Since you asked me to serve on teh commitee to discuss the ideology for the Social Security Building and since I'm puzzling over this business of ideology in the mural I'm starting for Penn. State, I thought I would write down some of the conclusions which seem sound to me, as a sort of statement of belief and experience from the painters' point of view and if you think it has anything helpful to your particular problem you can use it if you want.

I think that the basis of any great mural, as of all great painting, is a sense of pictoral necessity, a visual freshness and reality, which speaks more clearly than any other thing. So complicated or highly intellectual idea, is a great drawback- something to surmount rather than a real help.

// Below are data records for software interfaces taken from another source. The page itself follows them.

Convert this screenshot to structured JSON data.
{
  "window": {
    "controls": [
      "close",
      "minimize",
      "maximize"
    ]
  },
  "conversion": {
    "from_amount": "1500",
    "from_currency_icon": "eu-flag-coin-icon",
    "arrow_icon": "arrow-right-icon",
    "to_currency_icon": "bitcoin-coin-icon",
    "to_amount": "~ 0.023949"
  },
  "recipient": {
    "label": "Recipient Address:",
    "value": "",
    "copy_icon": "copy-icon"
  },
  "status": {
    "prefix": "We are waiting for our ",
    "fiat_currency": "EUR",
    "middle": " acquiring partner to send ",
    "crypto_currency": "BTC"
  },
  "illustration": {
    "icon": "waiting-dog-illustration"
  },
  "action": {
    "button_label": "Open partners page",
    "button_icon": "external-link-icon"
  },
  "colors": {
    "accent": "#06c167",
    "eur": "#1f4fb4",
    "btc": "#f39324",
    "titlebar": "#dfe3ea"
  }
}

Examine the purely intellectual content of any great mural and you'll find it almost nil. Or a truer way to put it would be to say that what the artists contributes to the original story is something which could not ahead of time, be expressed in words or conceived in words. When it is accomplished, it may be the result of the finest wisdom, so endless in words. When it is accomplished, it may be the result of the finest wisdom, so endless words and ideas can play over it, but they could not help in its creation.

In Masaccio's "The Tribute" you will find the simplest possible illustration of the subject. The painter's contribution is just in the air and light which bathee the figures, in their grouping, in their types and in their gestures. These things hold the finest wisdom, but it is created out of visual sensibility, not out of ideas.

Da Vinci's "Last Supper", from the most intellectual of painters, does not contribute one idea - it only clothes the story in the most profound human understanding expressed through types and group and gestures again. This would hold true for Giotto, Della Francesco- almost all the great mural painters.

There are a few painter who live with a great deal of pain, in the heroic mold and who have given concrete form to involved or abstract concepts. But this heroic of Michelangulesque tradition has give us a long series of the world's worst murals, from the hands of the painters not of this real heroic mold.

My suggestion then is that the wisest thing to do is find, if possible, a connected or related series of simple incidents, or places, or people, or conditions of living which, in themselves, may not express the whole idea of social security, but might do so through the humanity and insight with which the artist shows them. This it seems to me is the most sound way of doing. 

My conviction that this pictoral freshness was the first quality of a mural was formed while serving the 48 states jury. The quality came through most directly. The problem of the architectural and special composing are perhaps even more important and rarely understood but they are not as basic and are of course nothing for laymen to become involved in.

I know these ideas are very close to yours, Ned, but I wanted to put them down as a statement of my conviction.

Best of luck and it was my pleasure to see yo uagain.

Sincerely yours,
(Signed) Henry